To create the paper mache clay, remove the toilet paper from the roll, and soak it in a bowl of warm water.  Squeeze the water out of it, and pull it apart in very small chunks into a mixing bowl.  Add 3/4 cup of Elmer’s Glue-All, 1 cup of joint compound, 2 tablespoons of vegetable oil, and a 1/2 cup of flour.  Mix on low for about 20 seconds, then mix on high for about 30 seconds.

WP_001233

Here is the big bucket o’ paper mache clay, ready to go!

Once the fish is dry, smear on the paper mache clay in a VERY THIN layer, smoothing it out as you go.  I made sure there were tubs of warm water at each table for when the kids were done.  I didn’t want to pour that down the sink.  Let the fish dry.

WP_001234

Abby puts on a thin layer of paper mache clay. This helps to fill any gaps missed and to smooth out any weird spots. Notice the new, thicker, stronger dowel rod?

You’re finally ready for the colorful part!  Cut small pieces of tissue paper and adhere with modge podge (I made ours by thinning white school glue with water).  Let dry.

When you're ready to add color, saturate the area with modge podge with a sponge brush.  Then add a piece of tissue paper and cover the area with modge podge to seal it.

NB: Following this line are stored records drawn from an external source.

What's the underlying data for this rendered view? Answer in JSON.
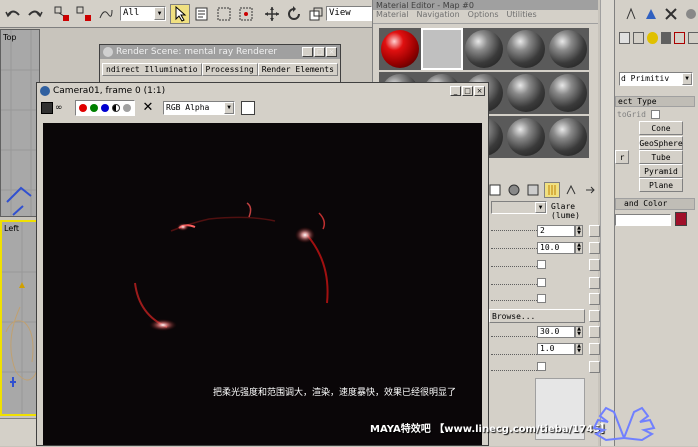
{
  "toolbar": {
    "filter_value": "All",
    "view_value": "View"
  },
  "viewports": {
    "top_label": "Top",
    "left_label": "Left"
  },
  "material_editor": {
    "title": "Material Editor - Map #0",
    "menu": [
      "Material",
      "Navigation",
      "Options",
      "Utilities"
    ],
    "map_dropdown": "Glare (lume)",
    "params": [
      {
        "value": "2"
      },
      {
        "value": "10.0"
      }
    ],
    "browse_label": "Browse...",
    "params2": [
      {
        "value": "30.0"
      },
      {
        "value": "1.0"
      }
    ]
  },
  "command_panel": {
    "dropdown": "d Primitiv",
    "rollout_title": "ect Type",
    "autogrid": "toGrid",
    "buttons": [
      "Cone",
      "GeoSphere",
      "Tube",
      "Pyramid",
      "Plane"
    ],
    "partial_button": "r",
    "name_color": "and Color",
    "swatch_color": "#a0102a"
  },
  "render_scene": {
    "title": "Render Scene: mental ray Renderer",
    "tabs": [
      "ndirect Illuminatio",
      "Processing",
      "Render Elements"
    ]
  },
  "frame_window": {
    "title": "Camera01, frame 0 (1:1)",
    "channel_dropdown": "RGB Alpha",
    "channel_colors": {
      "red": "#e00000",
      "green": "#008000",
      "blue": "#0000d0"
    },
    "caption": "把柔光强度和范围调大，渲染，速度暴快，效果已经很明显了"
  },
  "watermark": {
    "text": "MAYA特效吧 【www.linecg.com/tieba/1745】"
  }
}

When you’re ready to add color, saturate the area with modge podge with a sponge brush. Then add a piece of tissue paper and cover the area with modge podge to seal it.

This one’s ready for the next step:  Embellishment!

All the tissue paper is on!  Now to add the details...

All the tissue paper is on! Now to add the details…

Add the google-eyes and layer the sequins like scales in some areas.  Done!  🙂

Schooled in Love:  Water Bottle Fish

This project took us about 6 class periods to finish.